In this medical malpractice case the Vancouver General Hospital appealed a decision finding them negligent in failing to assign one-on-one supervision to an elderly patient (Vancouver General Hospital v. Zheng,2024 BCCA 42). The patient subsequently fell and broke his hip. The appeal focused on whether the trial judge erred in concluding that the standard of care required one-on-one supervision based on the patient’s known risk factors. The Court of Appeal dismissed the appeal, finding that the judge’s personal injury decision was not in error.
The plaintiff was an 83-year-old patient admitted to VGH with heart problems. He exhibited signs of confusion, hallucinations, and restlessness. Nurses were informed of his risk of falling but did not reassess him regularly or implement preventative measures. The Plaintiff’s daughter left the hospital at 6 PM, and he fell unsupervised later that night.
Key Findings by the Court of Appeal
The hospital did not contest the judge’s findings regarding other breaches of the standard of care, such as failing to reassess the patient after certain points in time.
The key issue was whether the standard of care mandated one-on-one supervision given the patient’s risk factors, including confusion, hallucinations, and a potential to get out of bed. The judge relied on evidence from a nursing expert and the specific circumstances of the case to conclude that one-on-one supervision was necessary. The appeal court found that the judge’s reasoning was sound and supported by the evidence, and that they did not commit a palpable and overriding error.
No Absolute Requirement for one-on-one supervision

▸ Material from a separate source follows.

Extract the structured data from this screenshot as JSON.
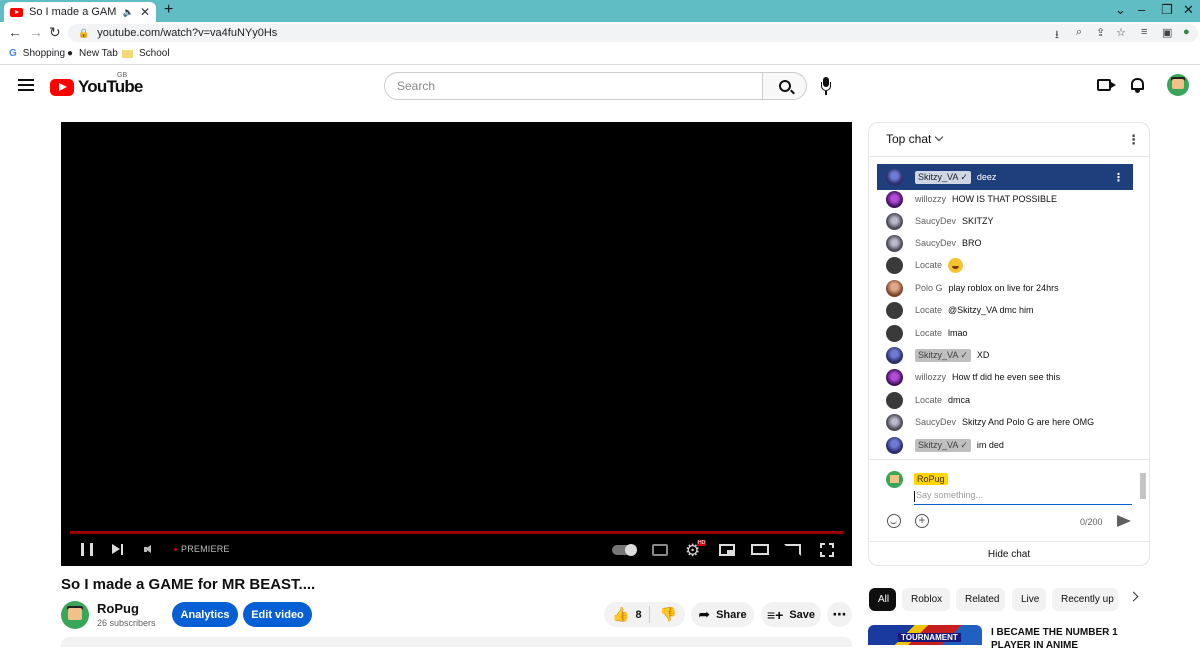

The court emphasized that the availability of resources for one-on-one supervision was also relevant, but the evidence did not suggest it was unavailable in this case. This case does not establish a general rule that one-on-one supervision is always required when considered as an option, but rather highlights the importance of considering all relevant factors and evidence in determining the standard of care.